from clarifai.rest import Image as ClImage
import os
import json

app = ClarifaiApp(api_key='your_api_key')

@click.command()
@click.argument('path', type=click.Path(exists=True), required=True)
def quality(path):
    """Organizes photos based on quality."""
    click.echo("Hello World")
if __name__ == '__main__':
    quality()

We’ve created an instance of `ClarifaiApp` which will be used to make API requests. We also added Click’s argument handler which will ensure that a valid file path is passed in.

Adding logic to sort images with Clarifai

Finally let’s add the code for interacting with Clarifai and sorting the images by quality.
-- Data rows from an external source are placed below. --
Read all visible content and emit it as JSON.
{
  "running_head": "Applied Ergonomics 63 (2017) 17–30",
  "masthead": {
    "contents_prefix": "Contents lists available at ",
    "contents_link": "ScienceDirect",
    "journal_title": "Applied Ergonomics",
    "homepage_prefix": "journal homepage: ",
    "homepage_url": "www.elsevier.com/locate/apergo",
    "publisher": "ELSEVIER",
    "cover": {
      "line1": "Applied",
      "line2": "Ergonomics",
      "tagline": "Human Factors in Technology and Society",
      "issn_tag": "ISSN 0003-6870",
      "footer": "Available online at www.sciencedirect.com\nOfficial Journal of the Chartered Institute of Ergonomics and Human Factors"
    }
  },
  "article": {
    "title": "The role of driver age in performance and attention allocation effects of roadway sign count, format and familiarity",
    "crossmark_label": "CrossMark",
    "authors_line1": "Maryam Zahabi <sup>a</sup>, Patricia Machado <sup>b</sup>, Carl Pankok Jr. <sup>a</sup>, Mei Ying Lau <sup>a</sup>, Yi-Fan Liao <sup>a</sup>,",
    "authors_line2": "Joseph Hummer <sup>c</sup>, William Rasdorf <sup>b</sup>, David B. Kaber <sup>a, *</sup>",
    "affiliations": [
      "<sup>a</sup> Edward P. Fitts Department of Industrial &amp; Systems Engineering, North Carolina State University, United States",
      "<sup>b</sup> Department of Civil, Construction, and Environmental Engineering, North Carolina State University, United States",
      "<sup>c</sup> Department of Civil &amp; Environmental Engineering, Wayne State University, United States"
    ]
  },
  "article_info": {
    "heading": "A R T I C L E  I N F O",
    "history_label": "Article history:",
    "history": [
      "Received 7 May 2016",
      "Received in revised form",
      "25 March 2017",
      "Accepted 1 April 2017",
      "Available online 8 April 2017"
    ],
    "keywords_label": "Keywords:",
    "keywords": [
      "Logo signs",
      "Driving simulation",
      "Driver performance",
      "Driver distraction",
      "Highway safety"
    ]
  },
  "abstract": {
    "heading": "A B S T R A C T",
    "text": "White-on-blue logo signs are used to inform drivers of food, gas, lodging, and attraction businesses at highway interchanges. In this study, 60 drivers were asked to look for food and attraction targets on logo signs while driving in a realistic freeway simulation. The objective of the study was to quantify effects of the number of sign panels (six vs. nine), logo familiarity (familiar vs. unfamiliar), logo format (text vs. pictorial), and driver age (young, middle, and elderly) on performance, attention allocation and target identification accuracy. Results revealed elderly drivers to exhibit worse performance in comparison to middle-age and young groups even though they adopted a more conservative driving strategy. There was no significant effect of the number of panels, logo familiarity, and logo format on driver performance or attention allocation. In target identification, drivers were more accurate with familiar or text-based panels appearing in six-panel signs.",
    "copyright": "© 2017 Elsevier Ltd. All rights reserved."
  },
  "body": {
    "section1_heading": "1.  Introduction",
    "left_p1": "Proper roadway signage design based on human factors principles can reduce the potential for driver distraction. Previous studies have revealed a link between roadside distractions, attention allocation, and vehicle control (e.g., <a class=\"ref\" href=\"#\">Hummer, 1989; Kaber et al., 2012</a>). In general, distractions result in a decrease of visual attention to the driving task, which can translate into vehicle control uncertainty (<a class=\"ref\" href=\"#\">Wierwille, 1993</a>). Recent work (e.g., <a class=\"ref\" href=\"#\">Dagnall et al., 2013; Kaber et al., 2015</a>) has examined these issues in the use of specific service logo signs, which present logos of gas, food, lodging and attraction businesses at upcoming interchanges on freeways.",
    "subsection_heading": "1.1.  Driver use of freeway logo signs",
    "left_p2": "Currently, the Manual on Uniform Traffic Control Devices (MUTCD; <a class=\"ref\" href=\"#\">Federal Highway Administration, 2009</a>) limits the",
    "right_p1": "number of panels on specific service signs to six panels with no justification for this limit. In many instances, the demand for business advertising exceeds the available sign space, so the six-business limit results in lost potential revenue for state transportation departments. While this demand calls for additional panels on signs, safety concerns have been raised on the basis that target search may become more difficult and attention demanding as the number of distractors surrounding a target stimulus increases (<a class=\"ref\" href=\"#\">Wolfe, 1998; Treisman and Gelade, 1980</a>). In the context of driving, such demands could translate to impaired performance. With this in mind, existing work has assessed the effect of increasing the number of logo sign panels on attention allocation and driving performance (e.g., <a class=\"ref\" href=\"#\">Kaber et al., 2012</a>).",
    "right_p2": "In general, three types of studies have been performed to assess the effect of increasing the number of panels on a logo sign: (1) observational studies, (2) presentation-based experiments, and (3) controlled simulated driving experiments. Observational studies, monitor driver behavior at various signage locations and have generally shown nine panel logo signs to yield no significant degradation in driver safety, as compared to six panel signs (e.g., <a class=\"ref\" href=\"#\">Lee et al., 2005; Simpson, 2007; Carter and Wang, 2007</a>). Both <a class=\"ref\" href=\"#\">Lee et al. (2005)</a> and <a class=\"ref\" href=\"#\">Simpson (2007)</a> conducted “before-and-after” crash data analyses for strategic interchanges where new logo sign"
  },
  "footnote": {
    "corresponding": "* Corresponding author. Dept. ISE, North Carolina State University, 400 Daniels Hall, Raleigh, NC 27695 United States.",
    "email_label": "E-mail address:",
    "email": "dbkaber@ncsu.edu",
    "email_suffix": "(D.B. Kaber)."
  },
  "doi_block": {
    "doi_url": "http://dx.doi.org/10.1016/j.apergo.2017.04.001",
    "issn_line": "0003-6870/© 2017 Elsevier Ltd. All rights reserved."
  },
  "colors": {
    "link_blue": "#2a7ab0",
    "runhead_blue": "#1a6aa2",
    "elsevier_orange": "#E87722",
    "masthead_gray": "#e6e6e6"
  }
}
import click
from clarifai.rest import ClarifaiApp
from clarifai.rest import Image as ClImage
import os
import json

app = ClarifaiApp(api_key='your_api_key')

@click.command()
@click.argument('path', type=click.Path(exists=True), required=True)
def quality(path):
    model = app.models.get('Landscape Quality')
    """Organizes photos based on quality."""
    if not os.path.exists(path+"/"+'good'):
        os.mkdir(path+"/"+"good")
    if not os.path.exists(path+"/"+'bad'):
        os.mkdir(path+"/"+"bad")

    for filename in os.listdir(path):
        if filename.endswith(".png") or filename.endswith(".jpg") or filename.endswith("jpg") or filename.endswith("JPG"):
            image = ClImage(file_obj=open(path+"/"+filename, 'rb'))
            jsonResp = model.predict([image])
            goodphoto = jsonResp['outputs'][0]['data']['concepts'][0]['name']
            if goodphoto =='high quality':
               os.rename(path+"/"+filename, path+"/good/"+filename)
               print filename+": Good Photo"
            elif goodphoto =='low quality':
                os.rename(path+"/"+filename, path+"/bad/"+filename)
                print filename+": BAD Photo"

if __name__ == '__main__':
    quality()

We traverse through all of the image files in the given path and send them through the Landscape Print Quality model. Then we grab the output result and check if it is `1` which denotes a high quality photo. Finally we  move the file into the respective folder and print out a message to the terminal.

We’ve built a command line application using Click that will sort images by photo quality in a flash. For next steps, you can swap the model we’re using to the Portrait Photo Quality recognition model, any pre-built model from our model gallery, or any model you’ve custom trained. Email myself or hackers@clarifai.com on what you’ve built – we also pay $200 to write about what you’ve built using Clarifai!